### Prompt
Count, in the entries, the lines with "MediFlexor". Answer with the number only.

[Dataset rows for apps and sites]
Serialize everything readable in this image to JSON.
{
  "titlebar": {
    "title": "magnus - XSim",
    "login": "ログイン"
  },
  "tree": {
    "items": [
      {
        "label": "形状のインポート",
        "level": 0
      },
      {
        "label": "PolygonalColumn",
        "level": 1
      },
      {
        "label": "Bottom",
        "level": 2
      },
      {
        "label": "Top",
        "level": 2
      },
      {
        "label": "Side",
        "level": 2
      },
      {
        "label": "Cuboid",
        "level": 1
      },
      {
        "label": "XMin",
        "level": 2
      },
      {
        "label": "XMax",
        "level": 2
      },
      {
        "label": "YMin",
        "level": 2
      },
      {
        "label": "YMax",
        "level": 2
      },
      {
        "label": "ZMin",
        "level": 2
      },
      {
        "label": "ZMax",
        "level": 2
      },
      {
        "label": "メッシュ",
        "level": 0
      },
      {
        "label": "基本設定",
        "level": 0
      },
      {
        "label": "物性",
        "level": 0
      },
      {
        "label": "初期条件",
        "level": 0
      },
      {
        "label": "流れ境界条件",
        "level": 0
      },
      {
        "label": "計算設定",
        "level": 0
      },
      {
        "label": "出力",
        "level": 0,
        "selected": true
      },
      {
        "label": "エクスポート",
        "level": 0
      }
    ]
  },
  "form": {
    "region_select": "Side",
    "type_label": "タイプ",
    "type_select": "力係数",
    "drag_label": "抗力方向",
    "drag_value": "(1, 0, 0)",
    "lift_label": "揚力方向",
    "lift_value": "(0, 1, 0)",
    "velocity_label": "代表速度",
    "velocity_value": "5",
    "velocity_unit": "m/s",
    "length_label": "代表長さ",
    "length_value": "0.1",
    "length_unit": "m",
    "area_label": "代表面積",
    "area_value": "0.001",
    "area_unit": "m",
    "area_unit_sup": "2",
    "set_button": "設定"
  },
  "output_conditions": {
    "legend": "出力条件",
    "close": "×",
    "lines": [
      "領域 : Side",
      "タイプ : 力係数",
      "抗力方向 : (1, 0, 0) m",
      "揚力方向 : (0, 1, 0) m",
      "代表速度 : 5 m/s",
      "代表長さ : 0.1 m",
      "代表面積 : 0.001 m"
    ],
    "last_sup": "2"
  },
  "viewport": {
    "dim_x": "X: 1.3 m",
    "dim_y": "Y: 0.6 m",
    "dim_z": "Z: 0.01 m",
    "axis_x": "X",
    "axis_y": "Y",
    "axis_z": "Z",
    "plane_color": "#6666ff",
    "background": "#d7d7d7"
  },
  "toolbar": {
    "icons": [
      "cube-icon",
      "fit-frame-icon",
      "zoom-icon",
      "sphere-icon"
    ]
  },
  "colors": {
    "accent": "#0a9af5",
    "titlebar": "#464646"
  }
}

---

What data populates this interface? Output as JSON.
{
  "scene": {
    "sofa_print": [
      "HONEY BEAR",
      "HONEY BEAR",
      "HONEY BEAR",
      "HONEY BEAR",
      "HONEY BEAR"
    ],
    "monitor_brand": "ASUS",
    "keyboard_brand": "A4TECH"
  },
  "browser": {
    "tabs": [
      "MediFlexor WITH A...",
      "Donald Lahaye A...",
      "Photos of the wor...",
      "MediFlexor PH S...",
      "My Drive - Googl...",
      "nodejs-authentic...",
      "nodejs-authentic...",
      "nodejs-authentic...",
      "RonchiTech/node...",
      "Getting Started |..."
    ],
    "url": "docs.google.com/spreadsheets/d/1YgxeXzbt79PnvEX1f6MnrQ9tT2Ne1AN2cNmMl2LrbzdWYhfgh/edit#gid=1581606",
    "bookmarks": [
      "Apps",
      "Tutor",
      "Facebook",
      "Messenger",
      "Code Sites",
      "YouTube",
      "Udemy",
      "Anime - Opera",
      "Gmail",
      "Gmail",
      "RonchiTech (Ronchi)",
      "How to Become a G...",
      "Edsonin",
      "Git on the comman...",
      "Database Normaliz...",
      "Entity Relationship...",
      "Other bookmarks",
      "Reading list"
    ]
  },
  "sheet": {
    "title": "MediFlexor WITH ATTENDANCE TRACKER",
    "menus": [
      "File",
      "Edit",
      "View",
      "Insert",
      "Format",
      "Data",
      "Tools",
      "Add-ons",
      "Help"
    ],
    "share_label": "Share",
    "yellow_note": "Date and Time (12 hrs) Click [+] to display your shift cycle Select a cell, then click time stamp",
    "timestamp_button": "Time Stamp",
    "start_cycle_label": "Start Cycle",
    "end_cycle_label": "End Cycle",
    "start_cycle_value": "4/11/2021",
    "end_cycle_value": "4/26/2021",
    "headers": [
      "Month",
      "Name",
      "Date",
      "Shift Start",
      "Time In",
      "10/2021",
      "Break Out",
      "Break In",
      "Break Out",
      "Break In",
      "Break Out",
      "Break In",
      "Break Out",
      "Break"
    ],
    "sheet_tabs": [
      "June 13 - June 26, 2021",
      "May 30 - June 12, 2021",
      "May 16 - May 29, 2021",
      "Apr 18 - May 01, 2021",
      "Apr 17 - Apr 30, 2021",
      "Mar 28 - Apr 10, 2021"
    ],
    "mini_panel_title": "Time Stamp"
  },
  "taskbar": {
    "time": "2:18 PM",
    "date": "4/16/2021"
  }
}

### Task solution
3